**Exercise aim:** Across the entries below, the lines containing "circle" should be counted and only their number returned.

**Dataset content:**
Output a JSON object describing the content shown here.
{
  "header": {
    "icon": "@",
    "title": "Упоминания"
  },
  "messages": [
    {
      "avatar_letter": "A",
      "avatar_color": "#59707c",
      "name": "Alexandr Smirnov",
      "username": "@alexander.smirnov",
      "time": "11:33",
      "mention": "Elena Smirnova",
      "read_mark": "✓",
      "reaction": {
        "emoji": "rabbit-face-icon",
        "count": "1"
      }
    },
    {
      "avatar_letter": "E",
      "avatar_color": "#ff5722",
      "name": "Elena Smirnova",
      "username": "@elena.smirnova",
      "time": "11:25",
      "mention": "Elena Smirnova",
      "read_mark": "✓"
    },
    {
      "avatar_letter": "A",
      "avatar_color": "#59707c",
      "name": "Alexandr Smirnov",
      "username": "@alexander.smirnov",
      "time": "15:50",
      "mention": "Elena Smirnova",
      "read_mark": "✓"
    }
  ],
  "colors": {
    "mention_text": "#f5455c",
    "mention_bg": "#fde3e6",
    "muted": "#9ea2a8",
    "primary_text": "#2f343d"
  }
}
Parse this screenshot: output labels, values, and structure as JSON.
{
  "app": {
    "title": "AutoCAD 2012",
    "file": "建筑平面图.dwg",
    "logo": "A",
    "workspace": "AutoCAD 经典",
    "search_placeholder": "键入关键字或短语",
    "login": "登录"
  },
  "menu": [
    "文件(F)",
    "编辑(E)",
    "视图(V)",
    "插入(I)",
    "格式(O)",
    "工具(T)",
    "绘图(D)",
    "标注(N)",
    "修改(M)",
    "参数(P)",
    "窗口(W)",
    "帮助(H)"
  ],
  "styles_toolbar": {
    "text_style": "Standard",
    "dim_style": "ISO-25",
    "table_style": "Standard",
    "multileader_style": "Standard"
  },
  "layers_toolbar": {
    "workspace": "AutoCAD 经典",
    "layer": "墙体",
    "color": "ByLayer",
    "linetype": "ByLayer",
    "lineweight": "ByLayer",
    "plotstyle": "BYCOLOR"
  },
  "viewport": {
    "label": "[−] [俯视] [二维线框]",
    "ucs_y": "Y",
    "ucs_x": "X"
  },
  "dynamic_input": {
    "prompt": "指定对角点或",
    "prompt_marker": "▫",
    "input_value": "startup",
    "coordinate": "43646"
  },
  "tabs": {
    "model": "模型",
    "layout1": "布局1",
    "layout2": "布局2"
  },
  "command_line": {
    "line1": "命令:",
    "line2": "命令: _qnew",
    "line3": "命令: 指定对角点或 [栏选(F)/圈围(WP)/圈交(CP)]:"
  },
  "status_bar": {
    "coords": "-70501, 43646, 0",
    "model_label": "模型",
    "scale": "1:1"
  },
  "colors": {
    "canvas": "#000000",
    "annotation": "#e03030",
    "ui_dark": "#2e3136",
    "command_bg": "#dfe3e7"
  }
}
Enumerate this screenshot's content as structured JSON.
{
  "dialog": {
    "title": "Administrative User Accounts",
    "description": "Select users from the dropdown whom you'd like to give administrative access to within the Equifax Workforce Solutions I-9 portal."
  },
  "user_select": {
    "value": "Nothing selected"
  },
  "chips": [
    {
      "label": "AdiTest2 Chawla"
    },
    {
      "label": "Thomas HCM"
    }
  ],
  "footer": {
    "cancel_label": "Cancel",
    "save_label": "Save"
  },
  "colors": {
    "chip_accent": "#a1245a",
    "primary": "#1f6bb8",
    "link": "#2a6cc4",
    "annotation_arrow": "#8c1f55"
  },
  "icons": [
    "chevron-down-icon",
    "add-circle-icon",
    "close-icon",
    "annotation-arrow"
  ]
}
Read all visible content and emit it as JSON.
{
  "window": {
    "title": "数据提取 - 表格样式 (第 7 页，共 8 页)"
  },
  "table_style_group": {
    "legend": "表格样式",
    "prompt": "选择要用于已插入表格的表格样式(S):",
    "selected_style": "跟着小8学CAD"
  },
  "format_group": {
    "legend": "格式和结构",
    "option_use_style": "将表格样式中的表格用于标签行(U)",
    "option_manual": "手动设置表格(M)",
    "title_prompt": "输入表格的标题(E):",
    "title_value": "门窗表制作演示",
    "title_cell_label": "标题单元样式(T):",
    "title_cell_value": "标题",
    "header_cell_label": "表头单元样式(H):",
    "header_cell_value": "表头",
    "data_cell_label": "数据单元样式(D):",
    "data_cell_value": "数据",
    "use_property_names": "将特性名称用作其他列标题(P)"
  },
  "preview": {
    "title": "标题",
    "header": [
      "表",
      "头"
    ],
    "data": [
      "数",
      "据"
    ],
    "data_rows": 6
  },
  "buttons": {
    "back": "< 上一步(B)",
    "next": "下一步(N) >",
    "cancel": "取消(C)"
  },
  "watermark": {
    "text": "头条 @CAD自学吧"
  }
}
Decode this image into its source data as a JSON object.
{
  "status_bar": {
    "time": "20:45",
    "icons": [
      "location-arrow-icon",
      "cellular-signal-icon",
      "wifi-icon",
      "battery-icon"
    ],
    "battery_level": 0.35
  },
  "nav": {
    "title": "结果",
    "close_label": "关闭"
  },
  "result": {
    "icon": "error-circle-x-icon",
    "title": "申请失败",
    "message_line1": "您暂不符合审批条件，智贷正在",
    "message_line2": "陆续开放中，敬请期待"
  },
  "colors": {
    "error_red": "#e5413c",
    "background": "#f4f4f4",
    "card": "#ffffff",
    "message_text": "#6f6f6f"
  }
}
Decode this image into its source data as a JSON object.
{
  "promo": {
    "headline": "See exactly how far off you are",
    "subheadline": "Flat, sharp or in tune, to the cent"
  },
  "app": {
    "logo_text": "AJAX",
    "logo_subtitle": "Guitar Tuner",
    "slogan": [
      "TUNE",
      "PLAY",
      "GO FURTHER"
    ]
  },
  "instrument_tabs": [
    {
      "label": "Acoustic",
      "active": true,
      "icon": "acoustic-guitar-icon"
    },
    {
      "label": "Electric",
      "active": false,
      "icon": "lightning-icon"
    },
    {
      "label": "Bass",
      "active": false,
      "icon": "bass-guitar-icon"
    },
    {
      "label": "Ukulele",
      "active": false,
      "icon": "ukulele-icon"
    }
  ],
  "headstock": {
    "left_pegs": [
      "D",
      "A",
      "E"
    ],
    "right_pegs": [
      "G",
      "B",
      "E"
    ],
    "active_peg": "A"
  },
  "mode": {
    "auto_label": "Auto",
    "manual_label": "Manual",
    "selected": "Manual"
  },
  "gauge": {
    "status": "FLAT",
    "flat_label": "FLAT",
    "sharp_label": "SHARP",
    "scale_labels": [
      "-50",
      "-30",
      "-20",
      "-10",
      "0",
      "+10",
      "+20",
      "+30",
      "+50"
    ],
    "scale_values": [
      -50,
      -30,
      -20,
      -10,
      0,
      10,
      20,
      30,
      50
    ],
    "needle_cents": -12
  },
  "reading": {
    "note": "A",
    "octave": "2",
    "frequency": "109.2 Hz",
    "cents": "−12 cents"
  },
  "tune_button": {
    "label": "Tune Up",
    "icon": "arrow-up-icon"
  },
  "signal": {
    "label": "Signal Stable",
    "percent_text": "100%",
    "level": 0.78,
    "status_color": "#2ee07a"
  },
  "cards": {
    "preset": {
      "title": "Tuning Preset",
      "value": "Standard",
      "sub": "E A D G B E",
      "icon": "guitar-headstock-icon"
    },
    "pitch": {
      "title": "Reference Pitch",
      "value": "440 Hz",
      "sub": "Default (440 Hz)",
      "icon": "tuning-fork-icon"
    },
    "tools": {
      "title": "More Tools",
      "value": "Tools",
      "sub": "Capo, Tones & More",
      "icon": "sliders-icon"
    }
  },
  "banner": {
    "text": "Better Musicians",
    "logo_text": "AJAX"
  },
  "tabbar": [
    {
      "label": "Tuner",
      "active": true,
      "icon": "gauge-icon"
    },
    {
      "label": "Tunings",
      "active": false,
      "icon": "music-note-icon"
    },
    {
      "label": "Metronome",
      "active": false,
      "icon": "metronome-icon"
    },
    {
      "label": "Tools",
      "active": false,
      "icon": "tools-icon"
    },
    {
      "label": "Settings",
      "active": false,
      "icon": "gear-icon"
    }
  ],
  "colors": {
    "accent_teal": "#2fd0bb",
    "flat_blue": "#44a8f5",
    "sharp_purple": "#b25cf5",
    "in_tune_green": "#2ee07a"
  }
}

**Your response:** 2